Instructions to follow » Look for the string "route" in the data below, and copy each line that holds it.

[Data to examine — start]

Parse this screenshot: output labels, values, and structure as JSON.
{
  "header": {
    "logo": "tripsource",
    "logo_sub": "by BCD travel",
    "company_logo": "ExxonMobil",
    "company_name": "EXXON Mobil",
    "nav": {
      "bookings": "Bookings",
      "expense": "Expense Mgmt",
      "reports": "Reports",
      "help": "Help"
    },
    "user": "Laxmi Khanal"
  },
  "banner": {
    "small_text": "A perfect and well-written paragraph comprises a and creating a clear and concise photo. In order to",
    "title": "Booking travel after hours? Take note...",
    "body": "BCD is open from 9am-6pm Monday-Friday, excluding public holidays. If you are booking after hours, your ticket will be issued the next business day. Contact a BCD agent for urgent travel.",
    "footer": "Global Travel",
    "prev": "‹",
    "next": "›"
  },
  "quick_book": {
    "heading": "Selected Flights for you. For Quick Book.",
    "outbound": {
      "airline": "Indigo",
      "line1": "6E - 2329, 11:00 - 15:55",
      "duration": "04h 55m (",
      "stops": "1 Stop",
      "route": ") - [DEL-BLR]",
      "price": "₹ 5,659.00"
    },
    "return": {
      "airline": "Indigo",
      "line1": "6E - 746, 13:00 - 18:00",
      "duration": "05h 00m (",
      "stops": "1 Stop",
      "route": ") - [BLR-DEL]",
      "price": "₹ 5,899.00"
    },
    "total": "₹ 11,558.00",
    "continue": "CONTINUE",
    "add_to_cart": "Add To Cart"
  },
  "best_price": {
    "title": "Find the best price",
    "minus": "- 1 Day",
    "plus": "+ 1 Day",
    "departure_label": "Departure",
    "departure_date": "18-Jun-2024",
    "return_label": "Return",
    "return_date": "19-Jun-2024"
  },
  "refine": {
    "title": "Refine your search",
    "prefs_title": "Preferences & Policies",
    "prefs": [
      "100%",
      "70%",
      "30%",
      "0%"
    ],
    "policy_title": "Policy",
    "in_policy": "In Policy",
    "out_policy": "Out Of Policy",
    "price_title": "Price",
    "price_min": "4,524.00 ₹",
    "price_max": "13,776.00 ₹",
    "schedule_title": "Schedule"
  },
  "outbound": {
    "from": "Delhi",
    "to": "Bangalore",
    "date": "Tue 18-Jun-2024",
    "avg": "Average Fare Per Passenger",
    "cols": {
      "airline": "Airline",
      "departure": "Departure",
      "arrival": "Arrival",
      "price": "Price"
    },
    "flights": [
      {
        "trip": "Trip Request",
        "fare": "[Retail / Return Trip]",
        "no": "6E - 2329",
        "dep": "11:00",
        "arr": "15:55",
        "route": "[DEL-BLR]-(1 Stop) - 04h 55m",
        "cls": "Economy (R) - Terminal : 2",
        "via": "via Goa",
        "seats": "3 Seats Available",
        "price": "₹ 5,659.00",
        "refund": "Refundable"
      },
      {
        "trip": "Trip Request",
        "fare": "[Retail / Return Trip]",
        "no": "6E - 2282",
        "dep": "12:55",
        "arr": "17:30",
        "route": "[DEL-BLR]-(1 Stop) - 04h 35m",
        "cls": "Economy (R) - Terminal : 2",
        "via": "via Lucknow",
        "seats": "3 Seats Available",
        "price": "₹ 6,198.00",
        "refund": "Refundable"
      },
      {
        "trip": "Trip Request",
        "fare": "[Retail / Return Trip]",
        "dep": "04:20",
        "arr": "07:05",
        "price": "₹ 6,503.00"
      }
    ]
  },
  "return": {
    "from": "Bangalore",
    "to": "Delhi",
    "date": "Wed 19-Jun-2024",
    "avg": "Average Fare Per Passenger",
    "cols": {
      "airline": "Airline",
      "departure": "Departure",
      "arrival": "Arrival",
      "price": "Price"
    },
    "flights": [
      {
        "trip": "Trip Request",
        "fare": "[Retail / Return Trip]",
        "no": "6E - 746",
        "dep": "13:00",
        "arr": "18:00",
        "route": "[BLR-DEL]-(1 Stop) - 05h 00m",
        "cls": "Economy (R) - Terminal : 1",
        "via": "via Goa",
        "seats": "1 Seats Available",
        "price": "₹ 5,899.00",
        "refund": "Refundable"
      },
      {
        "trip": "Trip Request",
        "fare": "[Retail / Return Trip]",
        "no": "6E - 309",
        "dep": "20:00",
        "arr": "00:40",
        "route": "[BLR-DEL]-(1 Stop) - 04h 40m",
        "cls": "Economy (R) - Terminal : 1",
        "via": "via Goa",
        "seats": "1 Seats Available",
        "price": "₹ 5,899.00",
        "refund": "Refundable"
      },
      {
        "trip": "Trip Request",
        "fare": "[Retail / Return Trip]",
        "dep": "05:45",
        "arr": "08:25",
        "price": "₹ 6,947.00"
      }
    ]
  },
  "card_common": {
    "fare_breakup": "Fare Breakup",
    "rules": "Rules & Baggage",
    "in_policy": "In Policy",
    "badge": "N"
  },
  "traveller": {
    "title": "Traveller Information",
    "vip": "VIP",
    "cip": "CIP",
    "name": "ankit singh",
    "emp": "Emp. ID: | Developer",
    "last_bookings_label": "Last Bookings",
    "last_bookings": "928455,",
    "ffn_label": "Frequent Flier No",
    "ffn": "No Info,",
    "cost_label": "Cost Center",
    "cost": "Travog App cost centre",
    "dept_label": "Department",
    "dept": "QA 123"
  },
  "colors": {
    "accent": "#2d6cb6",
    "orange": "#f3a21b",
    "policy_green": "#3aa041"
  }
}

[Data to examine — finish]

Response for this exercise »
      "route": ") - [DEL-BLR]",
      "route": ") - [BLR-DEL]",
        "route": "[DEL-BLR]-(1 Stop) - 04h 55m",
        "route": "[DEL-BLR]-(1 Stop) - 04h 35m",
        "route": "[BLR-DEL]-(1 Stop) - 05h 00m",
        "route": "[BLR-DEL]-(1 Stop) - 04h 40m",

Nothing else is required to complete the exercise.